> _TO DO_
Retype every entry below without altering anything.

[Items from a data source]
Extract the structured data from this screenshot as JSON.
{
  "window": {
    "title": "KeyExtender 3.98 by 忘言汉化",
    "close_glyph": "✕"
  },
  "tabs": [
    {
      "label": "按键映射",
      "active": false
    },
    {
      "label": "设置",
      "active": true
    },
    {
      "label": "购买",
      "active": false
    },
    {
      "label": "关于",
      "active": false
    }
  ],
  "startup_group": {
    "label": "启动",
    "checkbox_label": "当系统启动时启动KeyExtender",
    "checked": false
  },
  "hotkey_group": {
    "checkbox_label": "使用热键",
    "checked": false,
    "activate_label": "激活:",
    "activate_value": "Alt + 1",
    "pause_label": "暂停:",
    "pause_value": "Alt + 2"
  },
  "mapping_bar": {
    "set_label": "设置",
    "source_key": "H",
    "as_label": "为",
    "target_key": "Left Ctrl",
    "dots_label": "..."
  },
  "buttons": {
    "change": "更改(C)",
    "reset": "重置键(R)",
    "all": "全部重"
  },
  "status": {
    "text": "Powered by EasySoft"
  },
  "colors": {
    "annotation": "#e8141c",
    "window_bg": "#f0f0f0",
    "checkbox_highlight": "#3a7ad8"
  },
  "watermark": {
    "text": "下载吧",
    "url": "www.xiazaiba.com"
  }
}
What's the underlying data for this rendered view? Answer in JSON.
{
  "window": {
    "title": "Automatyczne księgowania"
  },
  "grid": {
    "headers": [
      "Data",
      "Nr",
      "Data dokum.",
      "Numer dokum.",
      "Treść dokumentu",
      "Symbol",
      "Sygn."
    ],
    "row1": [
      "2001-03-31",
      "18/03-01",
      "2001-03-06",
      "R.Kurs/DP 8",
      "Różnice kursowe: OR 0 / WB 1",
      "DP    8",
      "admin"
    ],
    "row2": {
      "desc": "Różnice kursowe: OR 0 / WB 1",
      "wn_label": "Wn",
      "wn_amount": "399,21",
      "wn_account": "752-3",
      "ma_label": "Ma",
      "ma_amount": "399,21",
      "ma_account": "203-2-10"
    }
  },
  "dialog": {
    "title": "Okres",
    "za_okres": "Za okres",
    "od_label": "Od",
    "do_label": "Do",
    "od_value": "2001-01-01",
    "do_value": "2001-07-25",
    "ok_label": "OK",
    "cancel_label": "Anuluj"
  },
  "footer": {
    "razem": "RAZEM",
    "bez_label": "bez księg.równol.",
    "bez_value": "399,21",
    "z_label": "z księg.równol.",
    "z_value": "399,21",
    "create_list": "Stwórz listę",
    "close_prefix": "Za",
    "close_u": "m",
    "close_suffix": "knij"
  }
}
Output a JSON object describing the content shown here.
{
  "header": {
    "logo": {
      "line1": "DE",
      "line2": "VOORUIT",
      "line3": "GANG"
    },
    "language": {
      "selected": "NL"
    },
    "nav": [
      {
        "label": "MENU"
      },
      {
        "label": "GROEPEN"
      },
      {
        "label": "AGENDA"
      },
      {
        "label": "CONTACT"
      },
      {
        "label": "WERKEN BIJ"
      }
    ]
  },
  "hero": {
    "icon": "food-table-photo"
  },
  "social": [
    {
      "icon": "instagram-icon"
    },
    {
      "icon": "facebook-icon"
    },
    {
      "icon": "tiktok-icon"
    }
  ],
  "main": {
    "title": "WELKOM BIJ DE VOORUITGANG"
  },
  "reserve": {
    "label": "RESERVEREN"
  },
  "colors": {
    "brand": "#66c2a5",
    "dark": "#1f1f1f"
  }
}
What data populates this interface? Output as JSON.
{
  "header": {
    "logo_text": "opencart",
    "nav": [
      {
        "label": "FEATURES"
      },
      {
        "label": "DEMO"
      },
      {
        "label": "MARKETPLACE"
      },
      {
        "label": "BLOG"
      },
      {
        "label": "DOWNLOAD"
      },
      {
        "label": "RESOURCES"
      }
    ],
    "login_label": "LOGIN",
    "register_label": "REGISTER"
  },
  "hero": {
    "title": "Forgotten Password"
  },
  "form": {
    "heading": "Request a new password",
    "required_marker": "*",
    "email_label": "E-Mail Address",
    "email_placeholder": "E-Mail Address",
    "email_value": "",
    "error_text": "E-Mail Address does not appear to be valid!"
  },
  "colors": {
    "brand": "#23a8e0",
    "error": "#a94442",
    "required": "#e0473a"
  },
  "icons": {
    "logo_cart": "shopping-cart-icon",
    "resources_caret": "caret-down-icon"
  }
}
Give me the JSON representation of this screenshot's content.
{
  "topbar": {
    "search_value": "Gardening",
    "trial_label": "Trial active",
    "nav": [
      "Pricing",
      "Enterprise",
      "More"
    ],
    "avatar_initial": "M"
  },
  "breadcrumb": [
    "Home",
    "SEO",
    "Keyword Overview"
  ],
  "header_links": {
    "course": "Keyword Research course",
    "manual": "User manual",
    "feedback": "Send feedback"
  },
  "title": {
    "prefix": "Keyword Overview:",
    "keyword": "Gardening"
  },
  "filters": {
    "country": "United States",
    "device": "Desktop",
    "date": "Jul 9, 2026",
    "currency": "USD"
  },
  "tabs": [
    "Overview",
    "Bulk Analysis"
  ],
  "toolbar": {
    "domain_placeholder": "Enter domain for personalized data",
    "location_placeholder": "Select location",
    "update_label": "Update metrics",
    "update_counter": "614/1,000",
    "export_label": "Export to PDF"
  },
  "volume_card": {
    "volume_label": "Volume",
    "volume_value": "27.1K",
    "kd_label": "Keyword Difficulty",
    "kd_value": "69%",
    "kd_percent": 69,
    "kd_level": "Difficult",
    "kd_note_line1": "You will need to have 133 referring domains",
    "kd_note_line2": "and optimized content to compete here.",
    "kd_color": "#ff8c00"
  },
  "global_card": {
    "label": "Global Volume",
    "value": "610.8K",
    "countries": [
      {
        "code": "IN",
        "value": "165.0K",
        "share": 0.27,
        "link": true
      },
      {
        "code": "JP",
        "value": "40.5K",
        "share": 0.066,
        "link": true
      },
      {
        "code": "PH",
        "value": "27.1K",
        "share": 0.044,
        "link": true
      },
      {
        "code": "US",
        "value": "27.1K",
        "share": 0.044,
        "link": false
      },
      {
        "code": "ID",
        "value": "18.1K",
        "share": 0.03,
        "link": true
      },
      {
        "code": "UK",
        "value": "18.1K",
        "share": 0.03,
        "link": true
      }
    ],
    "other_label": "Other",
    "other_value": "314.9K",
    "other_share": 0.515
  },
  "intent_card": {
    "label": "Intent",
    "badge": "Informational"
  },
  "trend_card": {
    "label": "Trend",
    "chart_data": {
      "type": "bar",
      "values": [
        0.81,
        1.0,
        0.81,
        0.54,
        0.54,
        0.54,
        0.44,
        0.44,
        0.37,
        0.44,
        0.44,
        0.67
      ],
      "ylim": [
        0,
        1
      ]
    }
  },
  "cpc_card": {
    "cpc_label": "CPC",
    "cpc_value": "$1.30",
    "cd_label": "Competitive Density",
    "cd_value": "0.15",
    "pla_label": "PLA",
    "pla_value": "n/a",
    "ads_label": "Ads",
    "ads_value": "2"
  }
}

> _ANSWER SPACE_
Extract the structured data from this screenshot as JSON.
{
  "window": {
    "title": "KeyExtender 3.98 by 忘言汉化",
    "close_glyph": "✕"
  },
  "tabs": [
    {
      "label": "按键映射",
      "active": false
    },
    {
      "label": "设置",
      "active": true
    },
    {
      "label": "购买",
      "active": false
    },
    {
      "label": "关于",
      "active": false
    }
  ],
  "startup_group": {
    "label": "启动",
    "checkbox_label": "当系统启动时启动KeyExtender",
    "checked": false
  },
  "hotkey_group": {
    "checkbox_label": "使用热键",
    "checked": false,
    "activate_label": "激活:",
    "activate_value": "Alt + 1",
    "pause_label": "暂停:",
    "pause_value": "Alt + 2"
  },
  "mapping_bar": {
    "set_label": "设置",
    "source_key": "H",
    "as_label": "为",
    "target_key": "Left Ctrl",
    "dots_label": "..."
  },
  "buttons": {
    "change": "更改(C)",
    "reset": "重置键(R)",
    "all": "全部重"
  },
  "status": {
    "text": "Powered by EasySoft"
  },
  "colors": {
    "annotation": "#e8141c",
    "window_bg": "#f0f0f0",
    "checkbox_highlight": "#3a7ad8"
  },
  "watermark": {
    "text": "下载吧",
    "url": "www.xiazaiba.com"
  }
}
What's the underlying data for this rendered view? Answer in JSON.
{
  "window": {
    "title": "Automatyczne księgowania"
  },
  "grid": {
    "headers": [
      "Data",
      "Nr",
      "Data dokum.",
      "Numer dokum.",
      "Treść dokumentu",
      "Symbol",
      "Sygn."
    ],
    "row1": [
      "2001-03-31",
      "18/03-01",
      "2001-03-06",
      "R.Kurs/DP 8",
      "Różnice kursowe: OR 0 / WB 1",
      "DP    8",
      "admin"
    ],
    "row2": {
      "desc": "Różnice kursowe: OR 0 / WB 1",
      "wn_label": "Wn",
      "wn_amount": "399,21",
      "wn_account": "752-3",
      "ma_label": "Ma",
      "ma_amount": "399,21",
      "ma_account": "203-2-10"
    }
  },
  "dialog": {
    "title": "Okres",
    "za_okres": "Za okres",
    "od_label": "Od",
    "do_label": "Do",
    "od_value": "2001-01-01",
    "do_value": "2001-07-25",
    "ok_label": "OK",
    "cancel_label": "Anuluj"
  },
  "footer": {
    "razem": "RAZEM",
    "bez_label": "bez księg.równol.",
    "bez_value": "399,21",
    "z_label": "z księg.równol.",
    "z_value": "399,21",
    "create_list": "Stwórz listę",
    "close_prefix": "Za",
    "close_u": "m",
    "close_suffix": "knij"
  }
}
Output a JSON object describing the content shown here.
{
  "header": {
    "logo": {
      "line1": "DE",
      "line2": "VOORUIT",
      "line3": "GANG"
    },
    "language": {
      "selected": "NL"
    },
    "nav": [
      {
        "label": "MENU"
      },
      {
        "label": "GROEPEN"
      },
      {
        "label": "AGENDA"
      },
      {
        "label": "CONTACT"
      },
      {
        "label": "WERKEN BIJ"
      }
    ]
  },
  "hero": {
    "icon": "food-table-photo"
  },
  "social": [
    {
      "icon": "instagram-icon"
    },
    {
      "icon": "facebook-icon"
    },
    {
      "icon": "tiktok-icon"
    }
  ],
  "main": {
    "title": "WELKOM BIJ DE VOORUITGANG"
  },
  "reserve": {
    "label": "RESERVEREN"
  },
  "colors": {
    "brand": "#66c2a5",
    "dark": "#1f1f1f"
  }
}
What data populates this interface? Output as JSON.
{
  "header": {
    "logo_text": "opencart",
    "nav": [
      {
        "label": "FEATURES"
      },
      {
        "label": "DEMO"
      },
      {
        "label": "MARKETPLACE"
      },
      {
        "label": "BLOG"
      },
      {
        "label": "DOWNLOAD"
      },
      {
        "label": "RESOURCES"
      }
    ],
    "login_label": "LOGIN",
    "register_label": "REGISTER"
  },
  "hero": {
    "title": "Forgotten Password"
  },
  "form": {
    "heading": "Request a new password",
    "required_marker": "*",
    "email_label": "E-Mail Address",
    "email_placeholder": "E-Mail Address",
    "email_value": "",
    "error_text": "E-Mail Address does not appear to be valid!"
  },
  "colors": {
    "brand": "#23a8e0",
    "error": "#a94442",
    "required": "#e0473a"
  },
  "icons": {
    "logo_cart": "shopping-cart-icon",
    "resources_caret": "caret-down-icon"
  }
}
Give me the JSON representation of this screenshot's content.
{
  "topbar": {
    "search_value": "Gardening",
    "trial_label": "Trial active",
    "nav": [
      "Pricing",
      "Enterprise",
      "More"
    ],
    "avatar_initial": "M"
  },
  "breadcrumb": [
    "Home",
    "SEO",
    "Keyword Overview"
  ],
  "header_links": {
    "course": "Keyword Research course",
    "manual": "User manual",
    "feedback": "Send feedback"
  },
  "title": {
    "prefix": "Keyword Overview:",
    "keyword": "Gardening"
  },
  "filters": {
    "country": "United States",
    "device": "Desktop",
    "date": "Jul 9, 2026",
    "currency": "USD"
  },
  "tabs": [
    "Overview",
    "Bulk Analysis"
  ],
  "toolbar": {
    "domain_placeholder": "Enter domain for personalized data",
    "location_placeholder": "Select location",
    "update_label": "Update metrics",
    "update_counter": "614/1,000",
    "export_label": "Export to PDF"
  },
  "volume_card": {
    "volume_label": "Volume",
    "volume_value": "27.1K",
    "kd_label": "Keyword Difficulty",
    "kd_value": "69%",
    "kd_percent": 69,
    "kd_level": "Difficult",
    "kd_note_line1": "You will need to have 133 referring domains",
    "kd_note_line2": "and optimized content to compete here.",
    "kd_color": "#ff8c00"
  },
  "global_card": {
    "label": "Global Volume",
    "value": "610.8K",
    "countries": [
      {
        "code": "IN",
        "value": "165.0K",
        "share": 0.27,
        "link": true
      },
      {
        "code": "JP",
        "value": "40.5K",
        "share": 0.066,
        "link": true
      },
      {
        "code": "PH",
        "value": "27.1K",
        "share": 0.044,
        "link": true
      },
      {
        "code": "US",
        "value": "27.1K",
        "share": 0.044,
        "link": false
      },
      {
        "code": "ID",
        "value": "18.1K",
        "share": 0.03,
        "link": true
      },
      {
        "code": "UK",
        "value": "18.1K",
        "share": 0.03,
        "link": true
      }
    ],
    "other_label": "Other",
    "other_value": "314.9K",
    "other_share": 0.515
  },
  "intent_card": {
    "label": "Intent",
    "badge": "Informational"
  },
  "trend_card": {
    "label": "Trend",
    "chart_data": {
      "type": "bar",
      "values": [
        0.81,
        1.0,
        0.81,
        0.54,
        0.54,
        0.54,
        0.44,
        0.44,
        0.37,
        0.44,
        0.44,
        0.67
      ],
      "ylim": [
        0,
        1
      ]
    }
  },
  "cpc_card": {
    "cpc_label": "CPC",
    "cpc_value": "$1.30",
    "cd_label": "Competitive Density",
    "cd_value": "0.15",
    "pla_label": "PLA",
    "pla_value": "n/a",
    "ads_label": "Ads",
    "ads_value": "2"
  }
}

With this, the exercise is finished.